Your goal = The expected output is the data below, restated word for word.

Data supplied =
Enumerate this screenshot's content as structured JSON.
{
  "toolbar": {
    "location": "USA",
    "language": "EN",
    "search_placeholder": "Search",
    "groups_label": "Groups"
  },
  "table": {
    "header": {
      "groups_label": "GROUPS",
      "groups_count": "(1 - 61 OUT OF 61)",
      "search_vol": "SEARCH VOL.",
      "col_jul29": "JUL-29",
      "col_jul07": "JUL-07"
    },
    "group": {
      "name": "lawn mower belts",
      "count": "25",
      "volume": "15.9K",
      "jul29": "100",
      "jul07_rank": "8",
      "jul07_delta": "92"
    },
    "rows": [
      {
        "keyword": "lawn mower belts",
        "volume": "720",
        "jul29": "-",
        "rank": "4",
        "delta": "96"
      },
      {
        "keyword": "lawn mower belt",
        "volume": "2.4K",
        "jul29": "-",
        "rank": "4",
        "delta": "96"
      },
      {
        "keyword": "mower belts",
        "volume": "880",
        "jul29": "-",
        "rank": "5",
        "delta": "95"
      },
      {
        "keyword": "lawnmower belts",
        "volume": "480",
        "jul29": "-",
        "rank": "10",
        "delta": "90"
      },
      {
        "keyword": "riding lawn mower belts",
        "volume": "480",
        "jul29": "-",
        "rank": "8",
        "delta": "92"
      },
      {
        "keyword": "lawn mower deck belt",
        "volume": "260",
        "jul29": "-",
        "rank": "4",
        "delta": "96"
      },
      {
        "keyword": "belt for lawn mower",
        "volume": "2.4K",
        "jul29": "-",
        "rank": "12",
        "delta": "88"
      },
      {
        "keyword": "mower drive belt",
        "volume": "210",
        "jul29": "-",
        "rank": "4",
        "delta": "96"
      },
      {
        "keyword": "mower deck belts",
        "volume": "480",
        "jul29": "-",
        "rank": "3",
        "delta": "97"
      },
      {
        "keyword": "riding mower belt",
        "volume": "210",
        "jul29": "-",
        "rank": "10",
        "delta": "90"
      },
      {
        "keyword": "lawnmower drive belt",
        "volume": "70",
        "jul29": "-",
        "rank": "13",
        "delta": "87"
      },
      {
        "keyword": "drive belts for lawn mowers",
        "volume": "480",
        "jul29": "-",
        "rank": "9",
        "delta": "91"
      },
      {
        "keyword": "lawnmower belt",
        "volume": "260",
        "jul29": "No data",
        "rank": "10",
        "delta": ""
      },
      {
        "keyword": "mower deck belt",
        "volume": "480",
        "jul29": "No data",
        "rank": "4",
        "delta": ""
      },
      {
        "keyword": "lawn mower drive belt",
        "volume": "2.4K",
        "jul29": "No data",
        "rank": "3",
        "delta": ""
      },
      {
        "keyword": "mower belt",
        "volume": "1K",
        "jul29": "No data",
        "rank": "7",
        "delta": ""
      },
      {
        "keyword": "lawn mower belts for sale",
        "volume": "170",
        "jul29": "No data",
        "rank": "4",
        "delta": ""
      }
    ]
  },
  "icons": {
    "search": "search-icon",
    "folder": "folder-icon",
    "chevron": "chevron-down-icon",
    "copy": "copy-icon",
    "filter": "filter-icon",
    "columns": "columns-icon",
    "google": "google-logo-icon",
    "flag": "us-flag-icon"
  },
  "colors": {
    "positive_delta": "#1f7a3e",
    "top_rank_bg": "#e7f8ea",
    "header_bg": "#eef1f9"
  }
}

Answer to this task =
Enumerate this screenshot's content as structured JSON.
{
  "toolbar": {
    "location": "USA",
    "language": "EN",
    "search_placeholder": "Search",
    "groups_label": "Groups"
  },
  "table": {
    "header": {
      "groups_label": "GROUPS",
      "groups_count": "(1 - 61 OUT OF 61)",
      "search_vol": "SEARCH VOL.",
      "col_jul29": "JUL-29",
      "col_jul07": "JUL-07"
    },
    "group": {
      "name": "lawn mower belts",
      "count": "25",
      "volume": "15.9K",
      "jul29": "100",
      "jul07_rank": "8",
      "jul07_delta": "92"
    },
    "rows": [
      {
        "keyword": "lawn mower belts",
        "volume": "720",
        "jul29": "-",
        "rank": "4",
        "delta": "96"
      },
      {
        "keyword": "lawn mower belt",
        "volume": "2.4K",
        "jul29": "-",
        "rank": "4",
        "delta": "96"
      },
      {
        "keyword": "mower belts",
        "volume": "880",
        "jul29": "-",
        "rank": "5",
        "delta": "95"
      },
      {
        "keyword": "lawnmower belts",
        "volume": "480",
        "jul29": "-",
        "rank": "10",
        "delta": "90"
      },
      {
        "keyword": "riding lawn mower belts",
        "volume": "480",
        "jul29": "-",
        "rank": "8",
        "delta": "92"
      },
      {
        "keyword": "lawn mower deck belt",
        "volume": "260",
        "jul29": "-",
        "rank": "4",
        "delta": "96"
      },
      {
        "keyword": "belt for lawn mower",
        "volume": "2.4K",
        "jul29": "-",
        "rank": "12",
        "delta": "88"
      },
      {
        "keyword": "mower drive belt",
        "volume": "210",
        "jul29": "-",
        "rank": "4",
        "delta": "96"
      },
      {
        "keyword": "mower deck belts",
        "volume": "480",
        "jul29": "-",
        "rank": "3",
        "delta": "97"
      },
      {
        "keyword": "riding mower belt",
        "volume": "210",
        "jul29": "-",
        "rank": "10",
        "delta": "90"
      },
      {
        "keyword": "lawnmower drive belt",
        "volume": "70",
        "jul29": "-",
        "rank": "13",
        "delta": "87"
      },
      {
        "keyword": "drive belts for lawn mowers",
        "volume": "480",
        "jul29": "-",
        "rank": "9",
        "delta": "91"
      },
      {
        "keyword": "lawnmower belt",
        "volume": "260",
        "jul29": "No data",
        "rank": "10",
        "delta": ""
      },
      {
        "keyword": "mower deck belt",
        "volume": "480",
        "jul29": "No data",
        "rank": "4",
        "delta": ""
      },
      {
        "keyword": "lawn mower drive belt",
        "volume": "2.4K",
        "jul29": "No data",
        "rank": "3",
        "delta": ""
      },
      {
        "keyword": "mower belt",
        "volume": "1K",
        "jul29": "No data",
        "rank": "7",
        "delta": ""
      },
      {
        "keyword": "lawn mower belts for sale",
        "volume": "170",
        "jul29": "No data",
        "rank": "4",
        "delta": ""
      }
    ]
  },
  "icons": {
    "search": "search-icon",
    "folder": "folder-icon",
    "chevron": "chevron-down-icon",
    "copy": "copy-icon",
    "filter": "filter-icon",
    "columns": "columns-icon",
    "google": "google-logo-icon",
    "flag": "us-flag-icon"
  },
  "colors": {
    "positive_delta": "#1f7a3e",
    "top_rank_bg": "#e7f8ea",
    "header_bg": "#eef1f9"
  }
}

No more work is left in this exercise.